• _EXERCISE_:
Write out every line below that includes the word "object".
---- DATA EXCERPTS
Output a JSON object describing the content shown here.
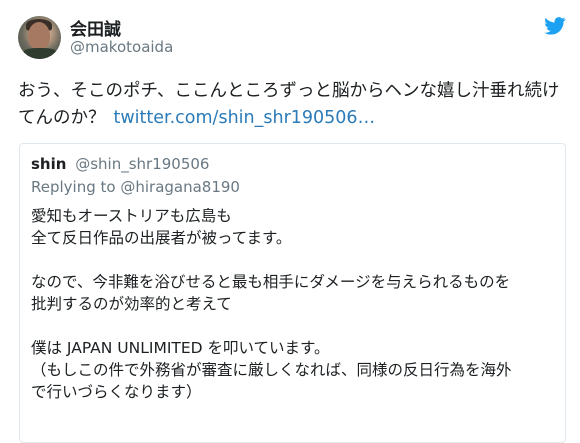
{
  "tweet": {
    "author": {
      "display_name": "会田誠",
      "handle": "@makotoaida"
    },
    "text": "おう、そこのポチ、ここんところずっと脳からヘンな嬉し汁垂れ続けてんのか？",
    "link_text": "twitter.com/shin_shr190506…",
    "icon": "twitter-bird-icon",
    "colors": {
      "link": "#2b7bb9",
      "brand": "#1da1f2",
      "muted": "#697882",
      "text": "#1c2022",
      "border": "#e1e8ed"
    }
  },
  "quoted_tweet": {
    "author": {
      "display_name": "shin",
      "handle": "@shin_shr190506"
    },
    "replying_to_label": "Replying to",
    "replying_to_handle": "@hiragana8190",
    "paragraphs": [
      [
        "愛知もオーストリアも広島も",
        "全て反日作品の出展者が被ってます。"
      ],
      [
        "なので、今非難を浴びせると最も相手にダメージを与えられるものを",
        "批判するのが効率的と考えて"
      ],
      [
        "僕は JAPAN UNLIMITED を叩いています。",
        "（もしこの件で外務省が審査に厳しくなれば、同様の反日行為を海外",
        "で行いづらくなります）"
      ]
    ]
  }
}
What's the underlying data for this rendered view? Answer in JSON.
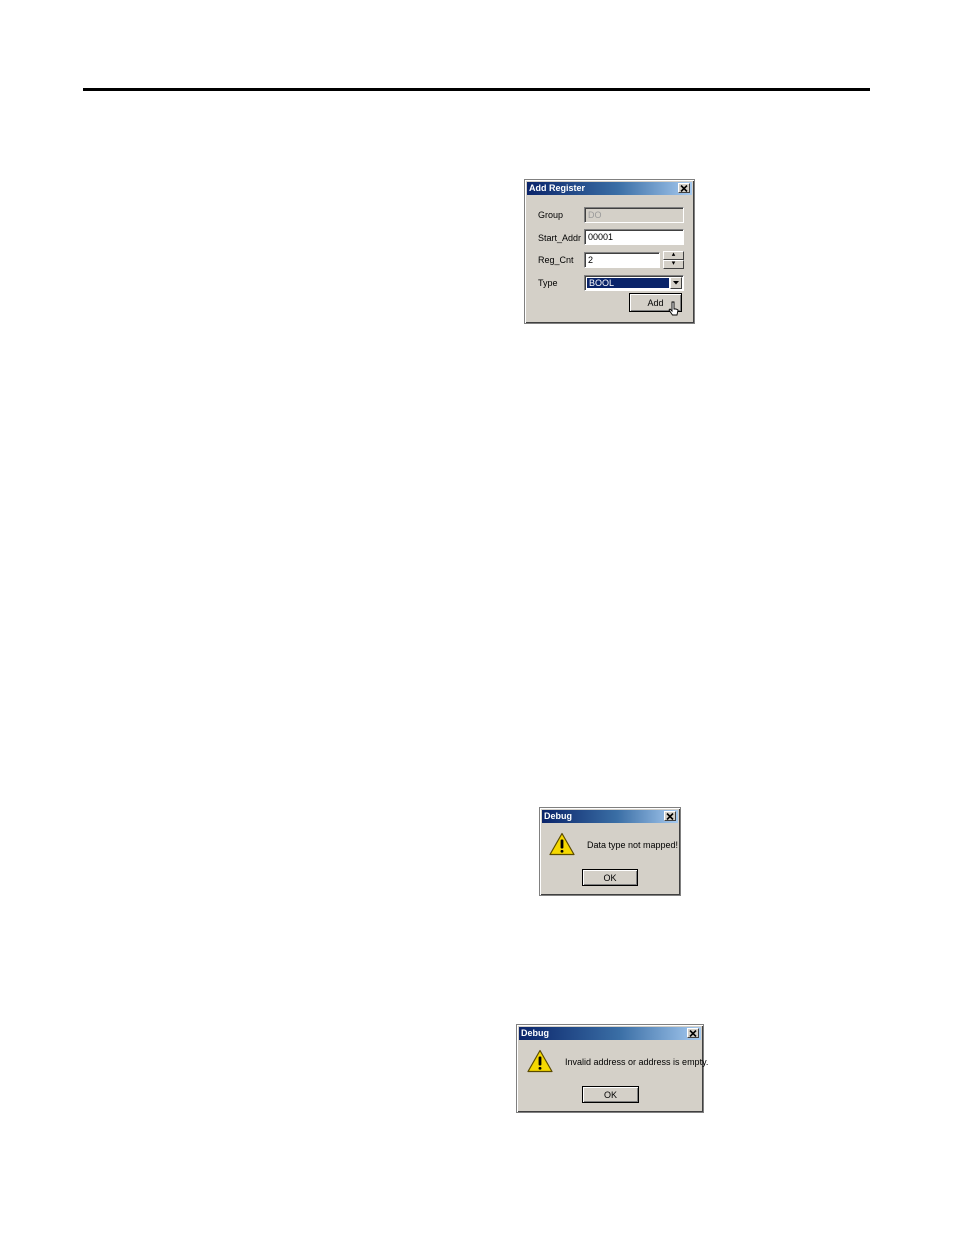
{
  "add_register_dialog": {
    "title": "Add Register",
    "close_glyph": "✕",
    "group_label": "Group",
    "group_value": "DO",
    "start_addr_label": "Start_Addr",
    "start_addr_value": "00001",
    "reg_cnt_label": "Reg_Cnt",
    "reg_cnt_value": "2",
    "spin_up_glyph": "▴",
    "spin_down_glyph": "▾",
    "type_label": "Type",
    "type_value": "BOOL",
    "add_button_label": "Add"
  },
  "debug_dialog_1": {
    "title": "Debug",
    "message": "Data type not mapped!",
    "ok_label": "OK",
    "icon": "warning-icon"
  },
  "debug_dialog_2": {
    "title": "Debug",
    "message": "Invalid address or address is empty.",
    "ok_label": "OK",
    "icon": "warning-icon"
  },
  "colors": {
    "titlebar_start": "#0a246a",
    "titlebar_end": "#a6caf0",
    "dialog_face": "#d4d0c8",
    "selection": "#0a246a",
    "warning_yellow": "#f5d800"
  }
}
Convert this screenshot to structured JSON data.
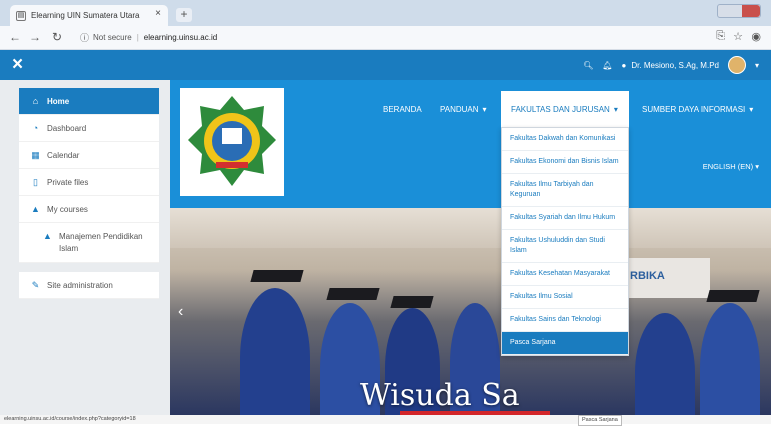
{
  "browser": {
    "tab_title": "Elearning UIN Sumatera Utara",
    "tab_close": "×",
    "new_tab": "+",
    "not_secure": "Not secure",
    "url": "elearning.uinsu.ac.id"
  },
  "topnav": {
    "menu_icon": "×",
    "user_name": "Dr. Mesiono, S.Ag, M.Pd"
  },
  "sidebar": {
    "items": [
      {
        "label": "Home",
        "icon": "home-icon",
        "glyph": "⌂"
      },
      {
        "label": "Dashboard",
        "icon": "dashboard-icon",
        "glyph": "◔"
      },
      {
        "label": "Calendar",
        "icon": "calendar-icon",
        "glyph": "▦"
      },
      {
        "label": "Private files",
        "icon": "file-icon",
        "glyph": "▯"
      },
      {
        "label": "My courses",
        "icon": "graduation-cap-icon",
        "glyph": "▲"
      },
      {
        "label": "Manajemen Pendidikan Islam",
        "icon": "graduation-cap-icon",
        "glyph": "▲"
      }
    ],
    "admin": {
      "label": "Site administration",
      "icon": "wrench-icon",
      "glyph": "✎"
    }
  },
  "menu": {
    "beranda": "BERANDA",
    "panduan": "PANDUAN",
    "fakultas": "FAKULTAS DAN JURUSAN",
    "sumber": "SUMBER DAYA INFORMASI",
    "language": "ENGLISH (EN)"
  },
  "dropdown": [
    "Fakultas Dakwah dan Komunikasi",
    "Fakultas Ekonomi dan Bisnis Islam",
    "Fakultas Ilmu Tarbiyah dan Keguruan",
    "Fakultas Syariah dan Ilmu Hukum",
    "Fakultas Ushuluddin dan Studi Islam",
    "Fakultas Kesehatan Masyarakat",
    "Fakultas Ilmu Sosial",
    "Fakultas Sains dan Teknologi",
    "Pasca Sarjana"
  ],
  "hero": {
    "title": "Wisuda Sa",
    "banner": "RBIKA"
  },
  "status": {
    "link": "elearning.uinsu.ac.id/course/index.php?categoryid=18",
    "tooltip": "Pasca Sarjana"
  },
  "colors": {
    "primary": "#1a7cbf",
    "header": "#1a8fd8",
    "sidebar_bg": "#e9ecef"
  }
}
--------
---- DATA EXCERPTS
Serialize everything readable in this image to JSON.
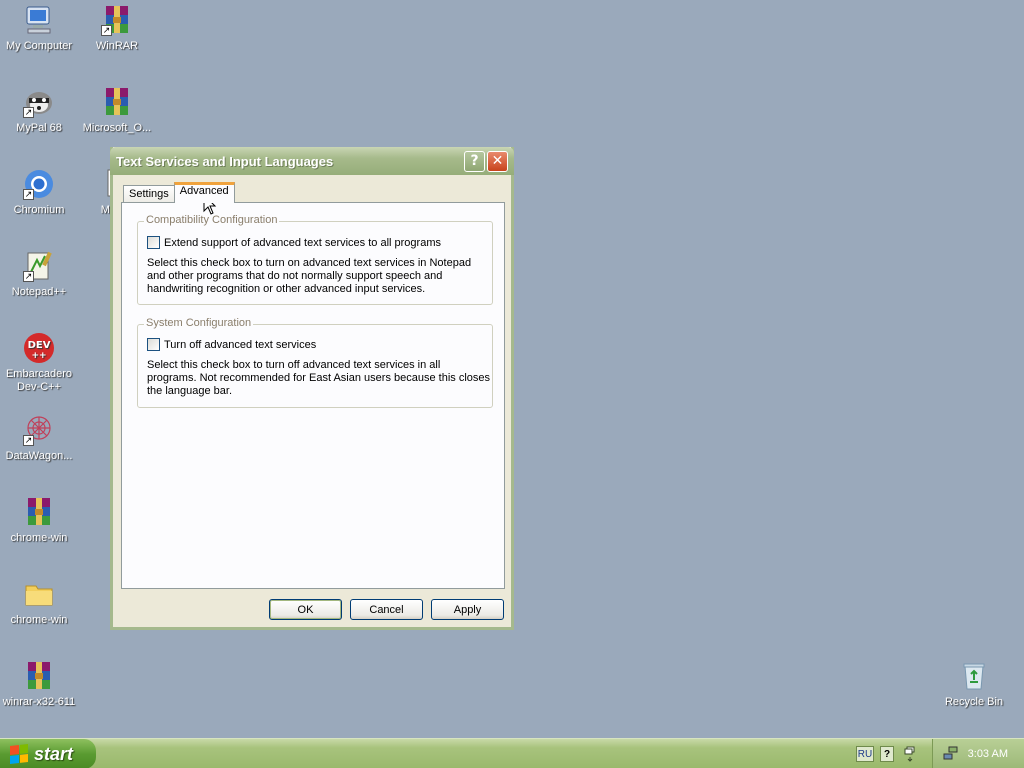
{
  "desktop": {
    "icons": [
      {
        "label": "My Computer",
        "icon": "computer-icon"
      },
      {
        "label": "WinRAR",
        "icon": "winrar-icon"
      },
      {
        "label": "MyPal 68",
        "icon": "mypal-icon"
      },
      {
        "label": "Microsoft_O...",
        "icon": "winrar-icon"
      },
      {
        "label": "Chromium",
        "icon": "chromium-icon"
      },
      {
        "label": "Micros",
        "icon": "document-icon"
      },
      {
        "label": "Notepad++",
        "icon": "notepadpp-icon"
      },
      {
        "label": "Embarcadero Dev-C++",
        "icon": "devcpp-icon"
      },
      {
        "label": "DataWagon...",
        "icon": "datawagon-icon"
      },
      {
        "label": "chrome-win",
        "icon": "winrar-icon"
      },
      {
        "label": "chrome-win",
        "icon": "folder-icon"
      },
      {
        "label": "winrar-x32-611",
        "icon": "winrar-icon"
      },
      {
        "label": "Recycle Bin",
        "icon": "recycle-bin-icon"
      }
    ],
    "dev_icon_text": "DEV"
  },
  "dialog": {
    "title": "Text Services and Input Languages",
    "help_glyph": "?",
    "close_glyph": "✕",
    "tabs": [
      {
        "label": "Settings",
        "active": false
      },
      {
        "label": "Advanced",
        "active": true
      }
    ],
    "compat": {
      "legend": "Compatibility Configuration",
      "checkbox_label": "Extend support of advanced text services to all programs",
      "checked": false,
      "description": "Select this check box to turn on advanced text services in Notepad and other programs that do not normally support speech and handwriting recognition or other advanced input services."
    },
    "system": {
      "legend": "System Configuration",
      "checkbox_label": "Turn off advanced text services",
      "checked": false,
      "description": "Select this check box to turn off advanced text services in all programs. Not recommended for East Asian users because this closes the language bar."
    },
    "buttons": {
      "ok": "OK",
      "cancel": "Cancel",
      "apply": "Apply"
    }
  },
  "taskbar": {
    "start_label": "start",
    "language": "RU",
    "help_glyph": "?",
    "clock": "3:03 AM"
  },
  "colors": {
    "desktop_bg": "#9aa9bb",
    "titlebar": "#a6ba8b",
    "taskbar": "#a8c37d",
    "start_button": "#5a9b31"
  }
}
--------
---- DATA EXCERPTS
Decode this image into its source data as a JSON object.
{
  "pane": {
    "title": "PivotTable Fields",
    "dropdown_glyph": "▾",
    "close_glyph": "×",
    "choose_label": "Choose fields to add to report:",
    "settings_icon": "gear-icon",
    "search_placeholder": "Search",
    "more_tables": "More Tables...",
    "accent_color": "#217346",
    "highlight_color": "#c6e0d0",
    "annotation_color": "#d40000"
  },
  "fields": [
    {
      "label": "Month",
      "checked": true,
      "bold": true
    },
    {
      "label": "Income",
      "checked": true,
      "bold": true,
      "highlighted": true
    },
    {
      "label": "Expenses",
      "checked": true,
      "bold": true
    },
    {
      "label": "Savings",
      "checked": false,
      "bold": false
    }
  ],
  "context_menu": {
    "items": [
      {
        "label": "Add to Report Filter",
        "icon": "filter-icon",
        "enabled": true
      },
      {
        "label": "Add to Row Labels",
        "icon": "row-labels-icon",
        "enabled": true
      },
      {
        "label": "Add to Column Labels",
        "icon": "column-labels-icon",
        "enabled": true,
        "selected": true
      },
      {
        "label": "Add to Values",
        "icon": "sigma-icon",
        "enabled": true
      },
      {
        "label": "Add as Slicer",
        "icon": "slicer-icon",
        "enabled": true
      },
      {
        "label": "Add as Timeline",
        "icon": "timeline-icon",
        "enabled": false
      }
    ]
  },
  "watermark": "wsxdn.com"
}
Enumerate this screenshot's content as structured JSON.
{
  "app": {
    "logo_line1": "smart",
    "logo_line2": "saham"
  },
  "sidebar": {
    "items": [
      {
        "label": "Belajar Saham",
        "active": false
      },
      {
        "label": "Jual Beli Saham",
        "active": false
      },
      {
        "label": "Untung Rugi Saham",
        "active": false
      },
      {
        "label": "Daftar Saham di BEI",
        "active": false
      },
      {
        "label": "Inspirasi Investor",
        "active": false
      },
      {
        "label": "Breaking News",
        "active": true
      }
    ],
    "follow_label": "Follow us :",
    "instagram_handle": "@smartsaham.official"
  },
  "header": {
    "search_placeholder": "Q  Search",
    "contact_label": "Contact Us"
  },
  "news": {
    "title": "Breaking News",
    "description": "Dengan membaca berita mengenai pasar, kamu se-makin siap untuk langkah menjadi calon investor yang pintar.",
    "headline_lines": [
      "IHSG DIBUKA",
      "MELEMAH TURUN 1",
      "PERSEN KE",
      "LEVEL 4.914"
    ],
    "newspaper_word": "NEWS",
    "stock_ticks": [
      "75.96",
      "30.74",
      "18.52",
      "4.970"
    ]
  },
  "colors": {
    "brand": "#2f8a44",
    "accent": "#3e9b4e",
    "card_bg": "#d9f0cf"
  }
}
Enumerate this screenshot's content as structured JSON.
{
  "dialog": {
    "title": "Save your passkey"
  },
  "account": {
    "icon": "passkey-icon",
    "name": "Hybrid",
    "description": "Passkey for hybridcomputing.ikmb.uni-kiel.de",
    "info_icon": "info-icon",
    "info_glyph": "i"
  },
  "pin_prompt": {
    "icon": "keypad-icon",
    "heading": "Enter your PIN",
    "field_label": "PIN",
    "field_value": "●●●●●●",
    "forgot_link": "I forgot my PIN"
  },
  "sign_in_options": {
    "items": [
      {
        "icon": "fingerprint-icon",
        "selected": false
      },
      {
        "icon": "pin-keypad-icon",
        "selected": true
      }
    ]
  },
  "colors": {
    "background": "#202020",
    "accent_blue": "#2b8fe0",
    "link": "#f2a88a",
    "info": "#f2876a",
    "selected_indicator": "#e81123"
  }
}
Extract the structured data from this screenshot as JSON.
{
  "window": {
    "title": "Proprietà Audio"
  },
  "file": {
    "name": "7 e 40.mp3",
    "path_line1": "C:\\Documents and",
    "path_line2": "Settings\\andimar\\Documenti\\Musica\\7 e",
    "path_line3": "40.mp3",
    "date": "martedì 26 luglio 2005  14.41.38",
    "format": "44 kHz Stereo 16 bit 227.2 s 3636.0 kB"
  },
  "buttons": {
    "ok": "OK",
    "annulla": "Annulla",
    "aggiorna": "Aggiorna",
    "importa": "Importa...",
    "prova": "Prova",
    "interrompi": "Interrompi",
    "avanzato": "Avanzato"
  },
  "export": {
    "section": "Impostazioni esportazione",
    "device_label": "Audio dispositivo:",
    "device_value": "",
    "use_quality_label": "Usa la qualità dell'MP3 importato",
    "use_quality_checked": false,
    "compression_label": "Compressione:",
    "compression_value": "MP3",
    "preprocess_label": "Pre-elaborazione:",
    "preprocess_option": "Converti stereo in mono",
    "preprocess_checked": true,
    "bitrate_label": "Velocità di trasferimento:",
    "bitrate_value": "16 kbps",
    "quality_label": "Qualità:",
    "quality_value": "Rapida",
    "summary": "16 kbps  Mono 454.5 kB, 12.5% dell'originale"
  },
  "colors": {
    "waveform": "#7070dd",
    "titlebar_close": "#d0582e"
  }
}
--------
• _RESPONSE AREA_:
Output a JSON object describing the content shown here.
Decode this image into its source data as a JSON object.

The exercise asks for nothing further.